U-M’s M2GATE: Global Action Through Entrepreneurship initiative encourages social entrepreneurship

November 21, 2018

More than 500 undergraduates from Michigan and the MENA region participated in the virtual exchange program and pitch competition, with UM-Dearborn senior Annahita Akbarifard’s team taking the top spot.


Annahita Akbarifard called a long necklace with large silver and black oval-shaped beads worn in the M2GATE global pitch competition a statement piece.

The College of Arts, Sciences, and Letters senior is right. What the jewelry — made of recycled K-Cups and other discarded plastic materials by a minority community who informally collects garbage on Cairo, Egypt’s streets — said and showed to a panel of M2GATE judges helped earn the psychology senior’s team, EcoMENA, a first place finish.

“The Zabbaleen, who made the necklace, have been recycling and upcycling in Egypt for decades. Their work reduces pollution that could be a health hazard or pollute the water,” said Akbarifard, sharing that in addition to jewelry, the Zabbaleen create purses, rugs, toys and more. “But they are marginalized and live in poverty. They are not paid for cleaning the streets. So our team, through the M2GATE program, has been working to find a way to get this community the recognition and resources needed, like funding for education or business needs.”

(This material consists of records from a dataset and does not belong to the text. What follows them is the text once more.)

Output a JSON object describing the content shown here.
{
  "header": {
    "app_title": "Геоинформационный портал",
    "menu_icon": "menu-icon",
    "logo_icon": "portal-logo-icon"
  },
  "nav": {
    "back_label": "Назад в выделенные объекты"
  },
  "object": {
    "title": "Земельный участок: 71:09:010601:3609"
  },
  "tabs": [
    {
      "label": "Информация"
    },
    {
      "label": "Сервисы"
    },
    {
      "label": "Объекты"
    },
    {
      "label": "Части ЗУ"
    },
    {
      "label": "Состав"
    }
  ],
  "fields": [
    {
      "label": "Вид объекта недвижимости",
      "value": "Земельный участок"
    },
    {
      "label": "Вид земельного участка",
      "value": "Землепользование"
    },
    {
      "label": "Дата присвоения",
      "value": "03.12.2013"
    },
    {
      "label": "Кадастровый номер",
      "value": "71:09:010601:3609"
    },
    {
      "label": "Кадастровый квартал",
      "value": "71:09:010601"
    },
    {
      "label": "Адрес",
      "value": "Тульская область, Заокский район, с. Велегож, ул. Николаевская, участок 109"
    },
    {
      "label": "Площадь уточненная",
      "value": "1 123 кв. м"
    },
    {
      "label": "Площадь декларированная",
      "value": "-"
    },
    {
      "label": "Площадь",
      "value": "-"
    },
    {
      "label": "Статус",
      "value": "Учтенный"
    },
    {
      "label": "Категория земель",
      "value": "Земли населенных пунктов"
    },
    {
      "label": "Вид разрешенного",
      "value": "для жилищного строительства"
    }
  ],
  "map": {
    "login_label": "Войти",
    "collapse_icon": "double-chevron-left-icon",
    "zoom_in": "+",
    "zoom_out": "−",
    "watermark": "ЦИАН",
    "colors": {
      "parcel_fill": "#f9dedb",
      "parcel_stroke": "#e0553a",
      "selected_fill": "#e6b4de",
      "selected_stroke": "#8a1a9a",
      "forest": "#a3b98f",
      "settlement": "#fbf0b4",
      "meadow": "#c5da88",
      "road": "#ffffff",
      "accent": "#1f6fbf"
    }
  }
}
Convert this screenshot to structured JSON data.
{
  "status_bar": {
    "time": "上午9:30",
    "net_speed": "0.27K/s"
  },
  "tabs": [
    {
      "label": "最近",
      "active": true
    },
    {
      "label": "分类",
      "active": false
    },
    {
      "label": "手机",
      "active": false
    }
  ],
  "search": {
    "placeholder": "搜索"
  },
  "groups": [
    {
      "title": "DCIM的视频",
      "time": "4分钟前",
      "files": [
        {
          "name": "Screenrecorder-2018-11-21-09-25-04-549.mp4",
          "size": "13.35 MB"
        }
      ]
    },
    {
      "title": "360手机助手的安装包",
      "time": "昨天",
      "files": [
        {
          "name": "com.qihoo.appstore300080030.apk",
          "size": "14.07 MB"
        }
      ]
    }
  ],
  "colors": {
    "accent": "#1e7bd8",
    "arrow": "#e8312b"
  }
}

UM-Ann Arbor’s William Davidson Institute (WDI)’s M2GATE program brought together undergraduates from five Michigan universities and their peers in Egypt, Libya, Morocco and Tunisia to find entrepreneurial solutions to social challenges in the Middle East and North Africa (MENA) region.

"M2GATE is a unique virtual exchange program and a wonderful opportunity for students to work cross-culturally, forge new international connections and gain exactly the type of 21st century skills needed to succeed in today’s global economy,” said Amy Gillett, vice president of education at WDI.

The competition began early this year, with 90 teams of students connecting virtually for eight weeks to create a five-minute video about an idea for social entrepreneurship — which is the development, funding and implementation of solutions to social, cultural or environmental issues. More than 400 students, including 39 UM-Dearborn students, successfully completed the program.

“UM-Dearborn students showed strong commitment and dedication to the program. The caliber of their work was high and they had a real appreciation for working cross culturally,” Gillett said. “They also went the extra mile. There was a physical classroom in Ann Arbor used for the first and last session of the program. Instead of joining remotely, which could have been done easily, many UM-Dearborn students showed up to the classroom.”

M2GATE culminated Nov. 14 on UM-Ann Arbor’s campus with the top three teams meeting in person for the first time to participate in the pitch competition, judged by Ross School of Business entrepreneurship professors and startup consultants.

Akbarifard, a psychology major and anthropology minor, said her team originally thought about rooftop gardens — a way to beautify and help reduce pollution in the city — for their M2GATE idea, until one of her teammates, Omar Aboutaleb, shared his interaction with the Zabbaleen.

“Omar had met them and shared that they made beautiful things and helped the Cairo region, but were mistreated. It’s important to note that we want to empower the community, not change their culture,” Akbarifard said, noting that the team's social entrepreneurship idea centers around providing exposure of good done by the community, sharing efficient recycling technologies through a formal education program, and promoting Zabbaleen products, ultimately expanding to an online presence. “Omar bought the jewelry, and he and another teammate spoke with them in person about our project and agreed it may help.”

With the positive reception, the team is currently in talks with interested investors.

Akbarifard said she signed up to learn about other cultures; however, she also learned the key aspects of teamwork.

“There are many creative solutions out there to help others and now I know how to lay it out in order to go from conceptualized to realized,” she said. “No matter our cultural differences, if you work together in a goal-oriented way, you have something in common. And that lays a foundation for greater understanding and friendship.”

The M2GATE program was funded by the Stevens Initiative, an international effort to build global competence and career readiness skills for young people in the United States, the Middle East and North Africa. The Stevens Initiative has reached 28,000 students in 43 states and 17 countries in the Middle East and North Africa; it is funded by several public and private donors including the U.S. Department of State and the Bezos Family Foundation.